EU Opens Doors to American Travelers
The European Union announced Friday that it will no longer ban U.S. tourists from traveling to Europe.
The move will undoubtedly be welcome news to Americans who are hungry to travel to the continent after more than a year of tight restrictions.
The reopening should also help southern European countries that are highly dependent on tourism, including Italy and Portugal. Those countries pressed the European Commission, the executive arm of the European Union, to act so that the entire summer tourism season would not be hurt by the absence of American visitors, The New York Times reported.
The decision -- which comes after more than a year of strict restrictions due to high COVID-19 case numbers in the United States -- is non-binding and each EU nation can decide how to regulate visitors, the Times reported.
Countries like Greece and Spain have already reopened to tourists from outside the European Union, including from the United States.
The U.S. has now been added to a list of countries the EU considers safe.
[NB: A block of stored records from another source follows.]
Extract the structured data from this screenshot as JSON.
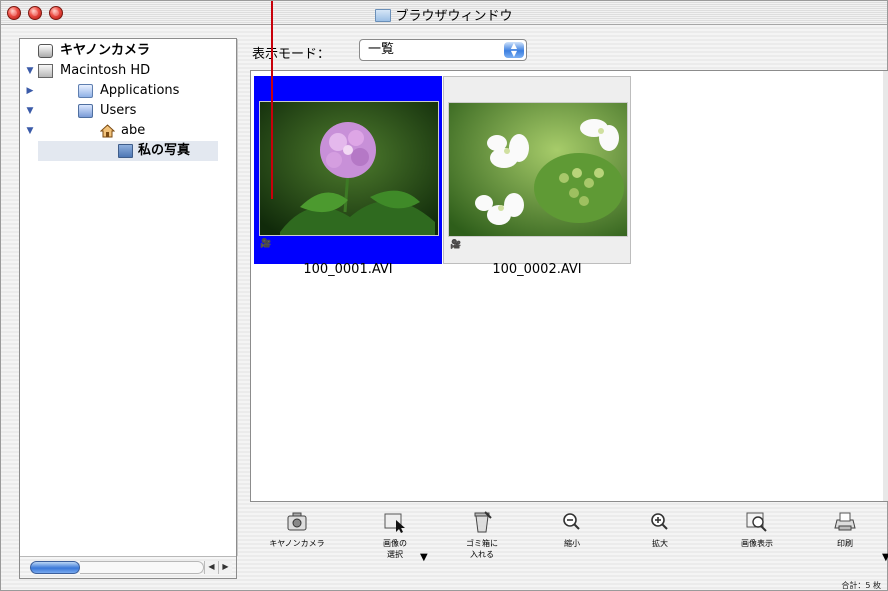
{
  "window": {
    "title": "ブラウザウィンドウ"
  },
  "sidebar": {
    "items": [
      {
        "label": "キヤノンカメラ",
        "expand": "",
        "icon": "camera-icon"
      },
      {
        "label": "Macintosh HD",
        "expand": "▼",
        "icon": "hard-disk-icon"
      },
      {
        "label": "Applications",
        "expand": "▶",
        "icon": "applications-folder-icon"
      },
      {
        "label": "Users",
        "expand": "▼",
        "icon": "users-folder-icon"
      },
      {
        "label": "abe",
        "expand": "▼",
        "icon": "home-icon"
      },
      {
        "label": "私の写真",
        "expand": "",
        "icon": "folder-icon"
      }
    ],
    "scroll_arrows": {
      "left": "◀",
      "right": "▶"
    }
  },
  "mode": {
    "label": "表示モード：",
    "selected": "一覧",
    "arrows": "▲▼"
  },
  "thumbnails": [
    {
      "name": "100_0001.AVI",
      "selected": true,
      "movie_icon": "🎥"
    },
    {
      "name": "100_0002.AVI",
      "selected": false,
      "movie_icon": "🎥"
    }
  ],
  "toolbar": {
    "camera": "キヤノンカメラ",
    "select": "画像の\n選択",
    "trash": "ゴミ箱に\n入れる",
    "zoom_out": "縮小",
    "zoom_in": "拡大",
    "view": "画像表示",
    "print": "印刷",
    "dropdown_glyph": "▼"
  },
  "status": {
    "total": "合計：5 枚"
  },
  "colors": {
    "selection": "#0000ff",
    "sidebar_selected": "#e3e8f0",
    "accent_blue": "#3a78d8",
    "annotation_red": "#c8000b"
  }
}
Travelers from those countries have the green light to enter the bloc even if they're not fully vaccinated, but they require a negative PCR test for an active coronavirus infection, the Times said.
Even as the EU has opened the doors to Americans, Europeans are still barred from nonessential travel to the United States, even if they've been fully vaccinated, the Times reported.
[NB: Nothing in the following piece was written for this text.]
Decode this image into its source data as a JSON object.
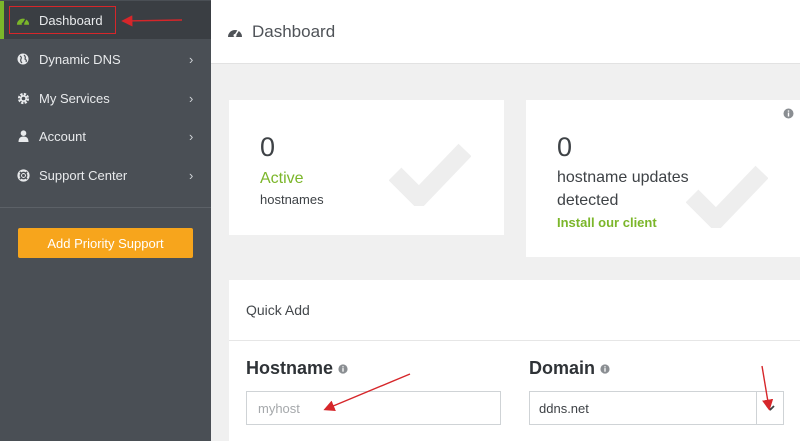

TB Outbreak May Be Linked to Bone Repair Product
A tuberculosis outbreak that may be linked to a product used to repair bones is being investigated by U.S. health officials.
More than 100 patients may have been infected after having spinal surgery or fracture repairs with a bone product contaminated with the bacteria that causes TB, the Washington Post reported.
Aziyo Biologics Inc. has recalled 154 containers of the bone putty that includes human cells and is used in a range of orthopedic procedures. The products were sent to 37 facilities in 20 states between March 3 and April 2, according to the Centers for Disease Control and Prevention.
The company said the product came from a single donor, or cadaver, the Post reported.
Of the 154 recalled containers, 136 were implanted into 113 patients, the CDC said.
Eight patients died after their procedures, but the cause of death hasn't been determined, CDC spokeswoman Martha Sharan said Thursday, the Post reported.
It's unlikely that TB was the cause of death because the disease is slow-growing, CDC officials said.
Patients in Bind as Brain Cancer Drug Price Rises to $1,000 Per Pill
The maker of an expensive brain cancer drug called Gleostine has removed it from the Medicare drug rebate program, a move that could have dire consequences for some patients.
The drug from NextSource Biotechnology is used to treat glioblastoma and other brain cancers and can cost as much as $1,000 a capsule. Gleostine's patent has expired, but there is no generic version, CBS News reported.
The company's decision -- which means there is one less option in a limited number of approved chemotherapies -- was criticized by brain tumor experts and patient advocates.
"There are lots of people right now who are not getting the drug," and some will likely die as a result, Henry Friedman, a neuro-oncologist and professor of neurosurgery at Duke University School of Medicine, told CBS MoneyWatch. "There are patients who can't afford the drug, and other drugs may not be as effective."
"The decision by the company to withdraw from public health insurance programs weakens the safety net for vulnerable brain cancer patients who already have few treatment options," David Arons, CEO of the National Brain Tumor Society, told CBS Moneywatch.
"We urge NextSource to rejoin these programs and help reduce barriers for patients who require access to this therapy as well as for researchers and clinical trial participants participating in critical, ongoing brain cancer studies," Arons added.
"Lomustine [Gleostine] is one of only three FDA-approved chemotherapies for patients with glioblastoma and the one that most patients receive when their tumor progresses on first line temozolomide chemotherapy. The median age for patients with glioblastoma is 65, meaning the decision to no longer participate in the Medicare program affects half of the glioblastoma population," Dr. Patrick Wen, director of the Center for Neuro-Oncology at the Dana-Farber Cancer Institute in Boston, told CBS Moneywatch.
"The only other treatment is avastin. Lomustine is also the standard-of-care treatment used in the control arm of most recurrent glioblastoma clinical trials, and not having easy access to this drug has an important impact on research to find better treatments for this devastating cancer," Wen added.
If they choose to, states can pay for Gleostine through their Medicaid programs.